= Given information =
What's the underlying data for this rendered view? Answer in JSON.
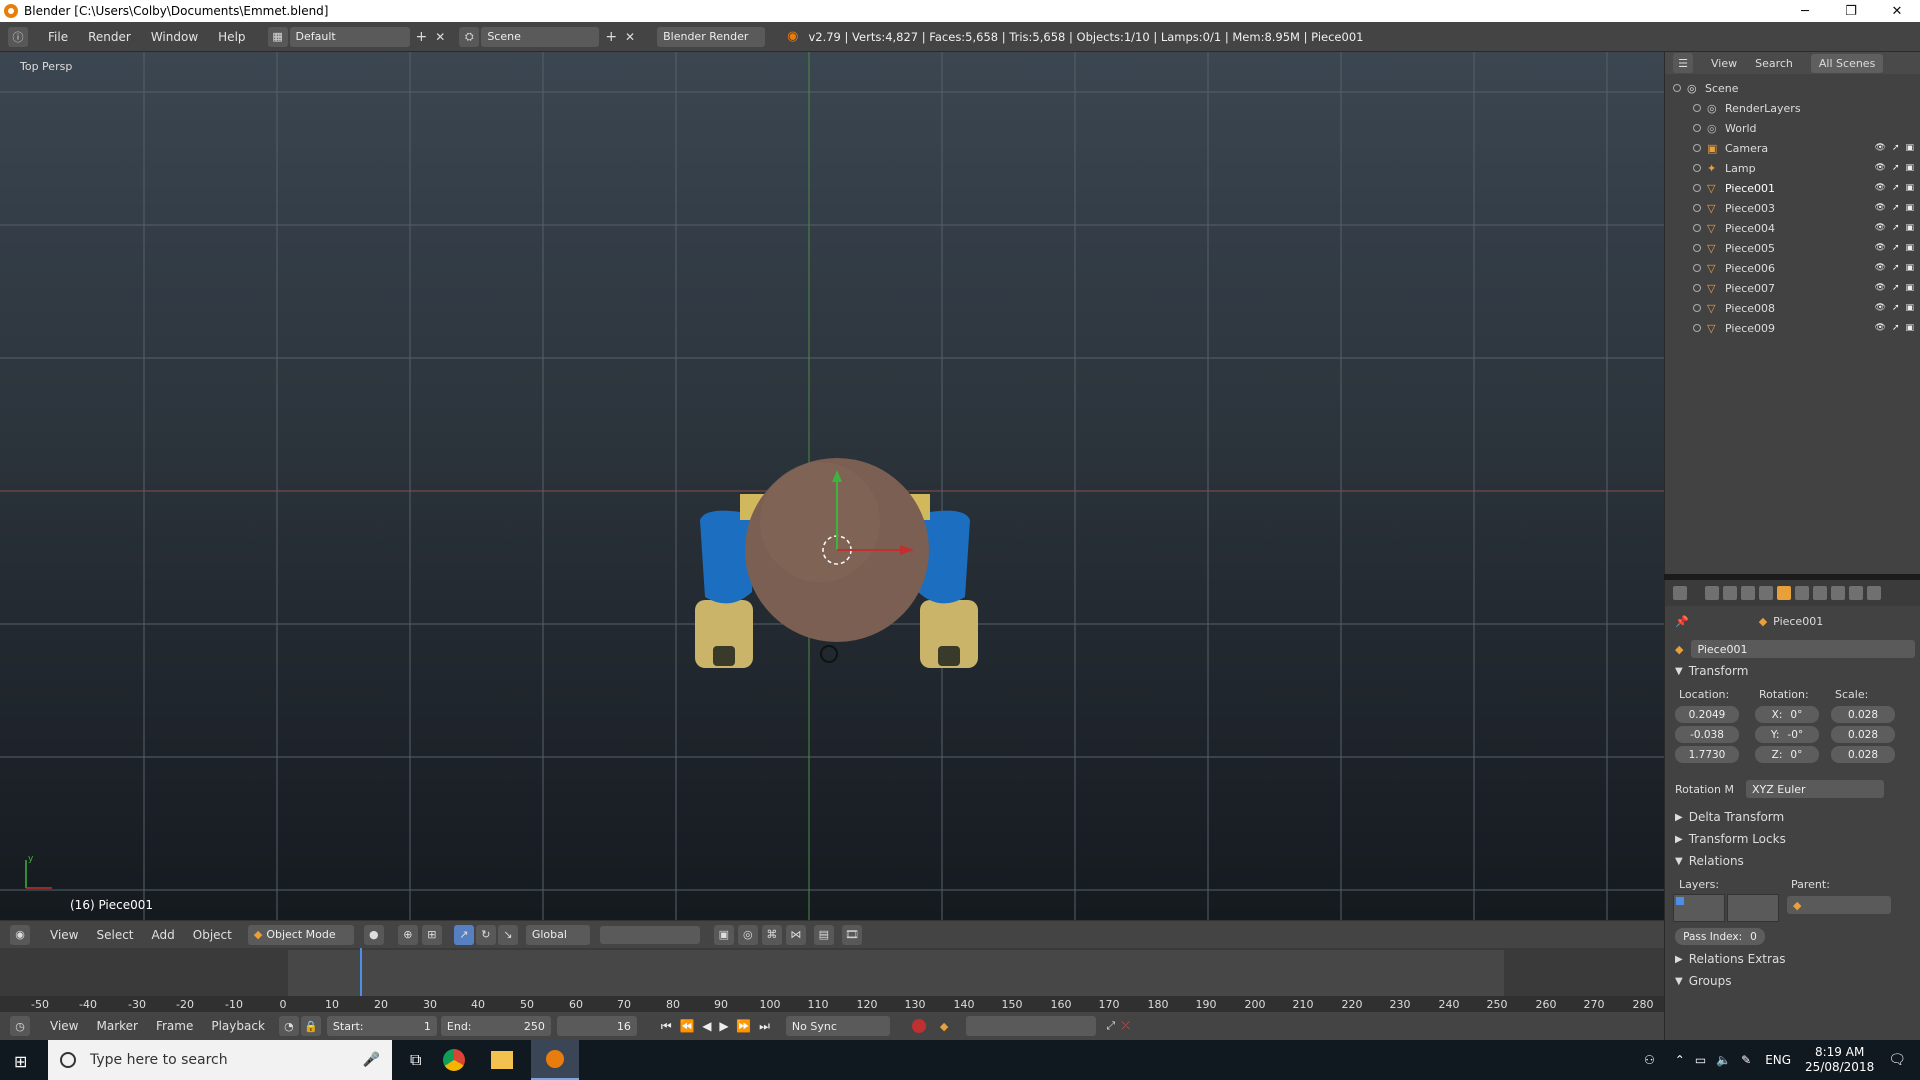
{
  "window": {
    "title": "Blender [C:\\Users\\Colby\\Documents\\Emmet.blend]",
    "controls": [
      "─",
      "❐",
      "✕"
    ]
  },
  "topbar": {
    "menus": [
      "File",
      "Render",
      "Window",
      "Help"
    ],
    "layout_name": "Default",
    "scene_name": "Scene",
    "engine": "Blender Render",
    "stats": "v2.79 | Verts:4,827 | Faces:5,658 | Tris:5,658 | Objects:1/10 | Lamps:0/1 | Mem:8.95M | Piece001"
  },
  "viewport": {
    "view_label": "Top Persp",
    "object_label": "(16) Piece001",
    "axis_y": "y"
  },
  "view3d_header": {
    "menus": [
      "View",
      "Select",
      "Add",
      "Object"
    ],
    "mode": "Object Mode",
    "orientation": "Global"
  },
  "timeline": {
    "ticks": [
      "-50",
      "-40",
      "-30",
      "-20",
      "-10",
      "0",
      "10",
      "20",
      "30",
      "40",
      "50",
      "60",
      "70",
      "80",
      "90",
      "100",
      "110",
      "120",
      "130",
      "140",
      "150",
      "160",
      "170",
      "180",
      "190",
      "200",
      "210",
      "220",
      "230",
      "240",
      "250",
      "260",
      "270",
      "280"
    ],
    "menus": [
      "View",
      "Marker",
      "Frame",
      "Playback"
    ],
    "start_label": "Start:",
    "start_value": "1",
    "end_label": "End:",
    "end_value": "250",
    "current_frame": "16",
    "sync": "No Sync"
  },
  "outliner": {
    "header": [
      "View",
      "Search",
      "All Scenes"
    ],
    "items": [
      {
        "name": "Scene",
        "level": 0,
        "icon": "scene-icon",
        "vis": false
      },
      {
        "name": "RenderLayers",
        "level": 1,
        "icon": "render-layers-icon",
        "vis": false
      },
      {
        "name": "World",
        "level": 1,
        "icon": "world-icon",
        "vis": false
      },
      {
        "name": "Camera",
        "level": 1,
        "icon": "camera-icon",
        "vis": true
      },
      {
        "name": "Lamp",
        "level": 1,
        "icon": "lamp-icon",
        "vis": true
      },
      {
        "name": "Piece001",
        "level": 1,
        "icon": "mesh-icon",
        "vis": true
      },
      {
        "name": "Piece003",
        "level": 1,
        "icon": "mesh-icon",
        "vis": true
      },
      {
        "name": "Piece004",
        "level": 1,
        "icon": "mesh-icon",
        "vis": true
      },
      {
        "name": "Piece005",
        "level": 1,
        "icon": "mesh-icon",
        "vis": true
      },
      {
        "name": "Piece006",
        "level": 1,
        "icon": "mesh-icon",
        "vis": true
      },
      {
        "name": "Piece007",
        "level": 1,
        "icon": "mesh-icon",
        "vis": true
      },
      {
        "name": "Piece008",
        "level": 1,
        "icon": "mesh-icon",
        "vis": true
      },
      {
        "name": "Piece009",
        "level": 1,
        "icon": "mesh-icon",
        "vis": true
      }
    ]
  },
  "properties": {
    "context_name": "Piece001",
    "object_name": "Piece001",
    "transform_title": "Transform",
    "location_label": "Location:",
    "rotation_label": "Rotation:",
    "scale_label": "Scale:",
    "location": [
      "0.2049",
      "-0.038",
      "1.7730"
    ],
    "rotation": [
      [
        "X:",
        "0°"
      ],
      [
        "Y:",
        "-0°"
      ],
      [
        "Z:",
        "0°"
      ]
    ],
    "scale": [
      "0.028",
      "0.028",
      "0.028"
    ],
    "rotation_mode_label": "Rotation M",
    "rotation_mode": "XYZ Euler",
    "delta_transform": "Delta Transform",
    "transform_locks": "Transform Locks",
    "relations": "Relations",
    "layers_label": "Layers:",
    "parent_label": "Parent:",
    "pass_index_label": "Pass Index:",
    "pass_index": "0",
    "relations_extras": "Relations Extras",
    "groups": "Groups"
  },
  "taskbar": {
    "search_placeholder": "Type here to search",
    "lang": "ENG",
    "time": "8:19 AM",
    "date": "25/08/2018"
  },
  "colors": {
    "accent": "#e87d0d",
    "selected_blue": "#4d8ee6",
    "panel_bg": "#424242"
  }
}
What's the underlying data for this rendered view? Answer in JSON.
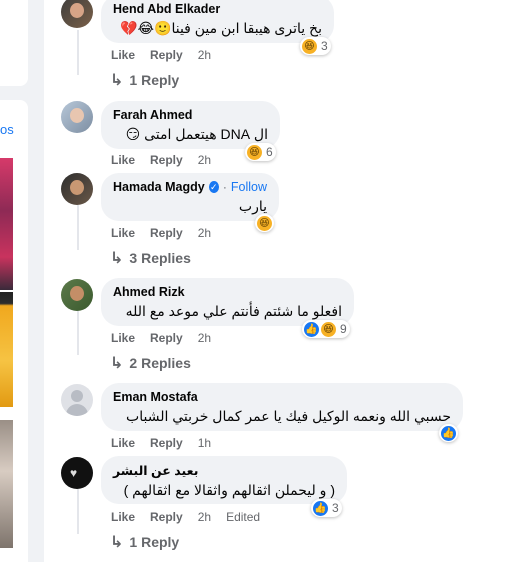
{
  "sidebar": {
    "link_text": "os"
  },
  "comments": [
    {
      "author": "Hend Abd Elkader",
      "text": "بخ ياترى هيبقا ابن مين فينا🙂😂💔",
      "reaction_count": "3",
      "like": "Like",
      "reply": "Reply",
      "time": "2h",
      "replies_label": "1 Reply"
    },
    {
      "author": "Farah Ahmed",
      "text": "ال DNA هيتعمل امتى 😏",
      "reaction_count": "6",
      "like": "Like",
      "reply": "Reply",
      "time": "2h"
    },
    {
      "author": "Hamada Magdy",
      "follow": "Follow",
      "text": "يارب",
      "like": "Like",
      "reply": "Reply",
      "time": "2h",
      "replies_label": "3 Replies"
    },
    {
      "author": "Ahmed Rizk",
      "text": "افعلو ما شئتم فأنتم علي موعد مع الله",
      "reaction_count": "9",
      "like": "Like",
      "reply": "Reply",
      "time": "2h",
      "replies_label": "2 Replies"
    },
    {
      "author": "Eman Mostafa",
      "text": "حسبي الله ونعمه الوكيل فيك يا عمر كمال خربتي الشباب",
      "like": "Like",
      "reply": "Reply",
      "time": "1h"
    },
    {
      "author": "بعيد عن البشر",
      "text": "( و ليحملن اثقالهم واثقالا مع اثقالهم )",
      "reaction_count": "3",
      "like": "Like",
      "reply": "Reply",
      "time": "2h",
      "edited": "Edited",
      "replies_label": "1 Reply"
    }
  ],
  "colors": {
    "link": "#1877f2",
    "secondary": "#65676b",
    "bubble": "#f0f2f5"
  }
}
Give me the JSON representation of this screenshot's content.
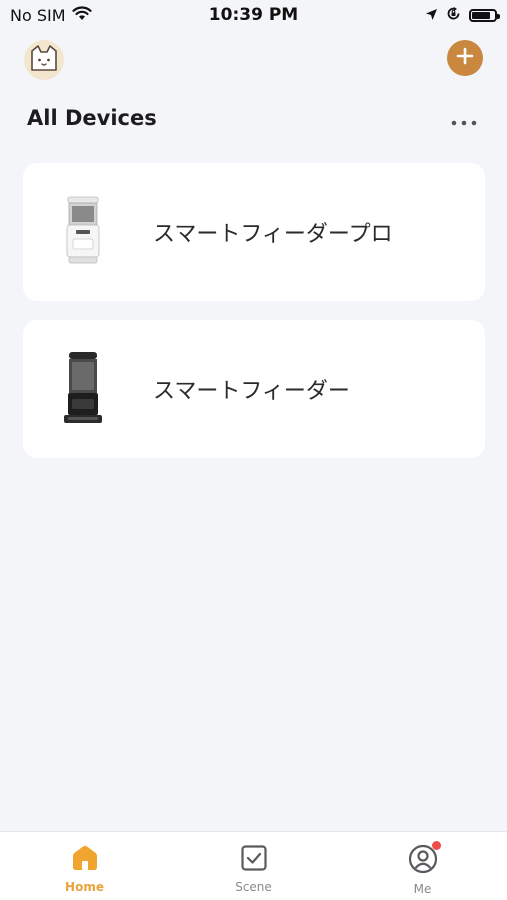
{
  "status_bar": {
    "carrier": "No SIM",
    "time": "10:39 PM",
    "icons": [
      "wifi-icon",
      "location-icon",
      "orientation-lock-icon",
      "battery-icon"
    ]
  },
  "header": {
    "avatar_icon": "cat-face-icon",
    "add_icon": "plus-icon",
    "title": "All Devices",
    "more_icon": "ellipsis-icon"
  },
  "devices": [
    {
      "name": "スマートフィーダープロ",
      "icon": "white-feeder-icon"
    },
    {
      "name": "スマートフィーダー",
      "icon": "black-feeder-icon"
    }
  ],
  "tab_bar": {
    "tabs": [
      {
        "label": "Home",
        "icon": "home-icon",
        "active": true
      },
      {
        "label": "Scene",
        "icon": "checkbox-icon",
        "active": false
      },
      {
        "label": "Me",
        "icon": "user-icon",
        "active": false,
        "badge": true
      }
    ]
  },
  "colors": {
    "accent": "#c9873f",
    "active_tab": "#e8a33a",
    "background": "#f4f5f9",
    "badge": "#f04c4c"
  }
}
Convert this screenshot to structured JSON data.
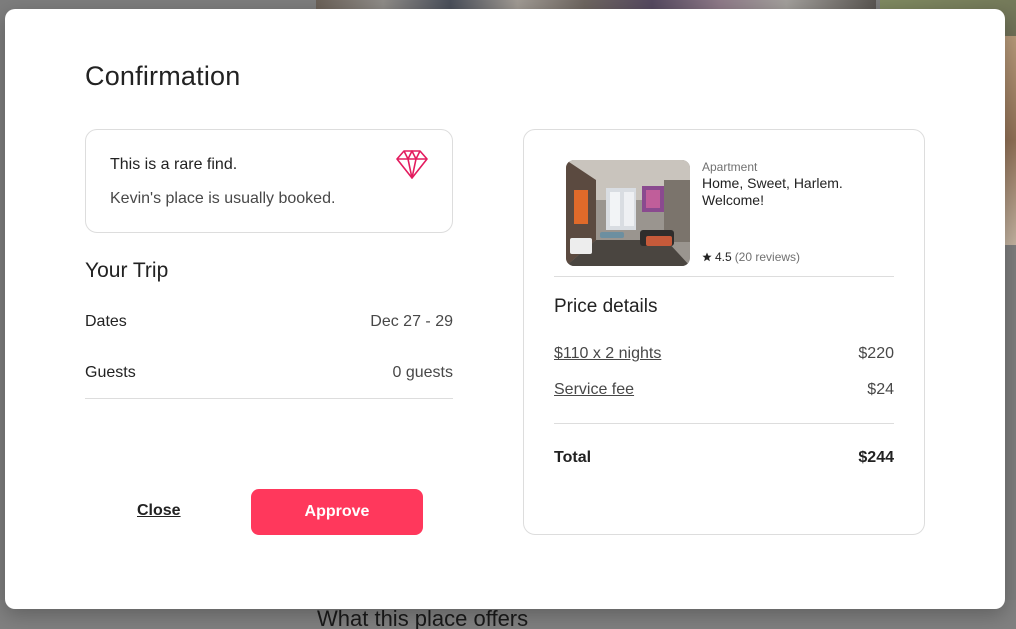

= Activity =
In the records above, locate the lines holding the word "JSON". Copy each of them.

= Solution =
What's the underlying data for this rendered view? Answer in JSON.
What's the underlying data for this rendered view? Answer in JSON.
Give me the JSON representation of this screenshot's content.
Convert this screenshot to structured JSON data.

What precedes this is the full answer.